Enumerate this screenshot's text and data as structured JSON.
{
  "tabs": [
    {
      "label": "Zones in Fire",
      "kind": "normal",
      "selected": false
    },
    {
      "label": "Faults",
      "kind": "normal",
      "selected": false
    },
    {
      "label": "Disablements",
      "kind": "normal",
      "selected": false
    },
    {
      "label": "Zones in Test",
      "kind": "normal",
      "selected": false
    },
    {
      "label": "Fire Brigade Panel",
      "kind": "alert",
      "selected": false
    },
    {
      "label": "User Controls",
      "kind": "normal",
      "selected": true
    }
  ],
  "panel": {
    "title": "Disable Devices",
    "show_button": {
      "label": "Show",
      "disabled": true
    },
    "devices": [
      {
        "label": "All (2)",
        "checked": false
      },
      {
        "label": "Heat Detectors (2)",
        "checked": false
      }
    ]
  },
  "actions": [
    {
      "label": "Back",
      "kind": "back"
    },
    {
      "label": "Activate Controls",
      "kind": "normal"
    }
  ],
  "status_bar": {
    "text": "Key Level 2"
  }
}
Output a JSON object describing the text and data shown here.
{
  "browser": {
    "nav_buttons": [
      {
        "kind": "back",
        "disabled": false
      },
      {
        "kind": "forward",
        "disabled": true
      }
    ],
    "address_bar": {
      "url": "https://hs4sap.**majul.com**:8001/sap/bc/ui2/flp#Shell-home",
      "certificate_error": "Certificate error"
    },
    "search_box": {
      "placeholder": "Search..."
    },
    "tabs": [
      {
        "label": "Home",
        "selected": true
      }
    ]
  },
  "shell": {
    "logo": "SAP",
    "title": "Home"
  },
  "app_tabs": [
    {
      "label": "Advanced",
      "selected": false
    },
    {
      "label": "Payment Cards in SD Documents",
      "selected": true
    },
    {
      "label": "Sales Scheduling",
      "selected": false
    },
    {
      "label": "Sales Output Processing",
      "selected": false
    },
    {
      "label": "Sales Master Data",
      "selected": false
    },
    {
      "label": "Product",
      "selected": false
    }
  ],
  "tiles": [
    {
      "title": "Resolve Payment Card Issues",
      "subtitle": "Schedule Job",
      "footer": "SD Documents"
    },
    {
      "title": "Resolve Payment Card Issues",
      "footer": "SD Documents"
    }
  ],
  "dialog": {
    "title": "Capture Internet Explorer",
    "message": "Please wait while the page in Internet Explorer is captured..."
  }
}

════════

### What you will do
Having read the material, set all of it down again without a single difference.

### Answer for this exercise
Enumerate this screenshot's text and data as structured JSON.
{
  "tabs": [
    {
      "label": "Zones in Fire",
      "kind": "normal",
      "selected": false
    },
    {
      "label": "Faults",
      "kind": "normal",
      "selected": false
    },
    {
      "label": "Disablements",
      "kind": "normal",
      "selected": false
    },
    {
      "label": "Zones in Test",
      "kind": "normal",
      "selected": false
    },
    {
      "label": "Fire Brigade Panel",
      "kind": "alert",
      "selected": false
    },
    {
      "label": "User Controls",
      "kind": "normal",
      "selected": true
    }
  ],
  "panel": {
    "title": "Disable Devices",
    "show_button": {
      "label": "Show",
      "disabled": true
    },
    "devices": [
      {
        "label": "All (2)",
        "checked": false
      },
      {
        "label": "Heat Detectors (2)",
        "checked": false
      }
    ]
  },
  "actions": [
    {
      "label": "Back",
      "kind": "back"
    },
    {
      "label": "Activate Controls",
      "kind": "normal"
    }
  ],
  "status_bar": {
    "text": "Key Level 2"
  }
}
Output a JSON object describing the text and data shown here.
{
  "browser": {
    "nav_buttons": [
      {
        "kind": "back",
        "disabled": false
      },
      {
        "kind": "forward",
        "disabled": true
      }
    ],
    "address_bar": {
      "url": "https://hs4sap.**majul.com**:8001/sap/bc/ui2/flp#Shell-home",
      "certificate_error": "Certificate error"
    },
    "search_box": {
      "placeholder": "Search..."
    },
    "tabs": [
      {
        "label": "Home",
        "selected": true
      }
    ]
  },
  "shell": {
    "logo": "SAP",
    "title": "Home"
  },
  "app_tabs": [
    {
      "label": "Advanced",
      "selected": false
    },
    {
      "label": "Payment Cards in SD Documents",
      "selected": true
    },
    {
      "label": "Sales Scheduling",
      "selected": false
    },
    {
      "label": "Sales Output Processing",
      "selected": false
    },
    {
      "label": "Sales Master Data",
      "selected": false
    },
    {
      "label": "Product",
      "selected": false
    }
  ],
  "tiles": [
    {
      "title": "Resolve Payment Card Issues",
      "subtitle": "Schedule Job",
      "footer": "SD Documents"
    },
    {
      "title": "Resolve Payment Card Issues",
      "footer": "SD Documents"
    }
  ],
  "dialog": {
    "title": "Capture Internet Explorer",
    "message": "Please wait while the page in Internet Explorer is captured..."
  }
}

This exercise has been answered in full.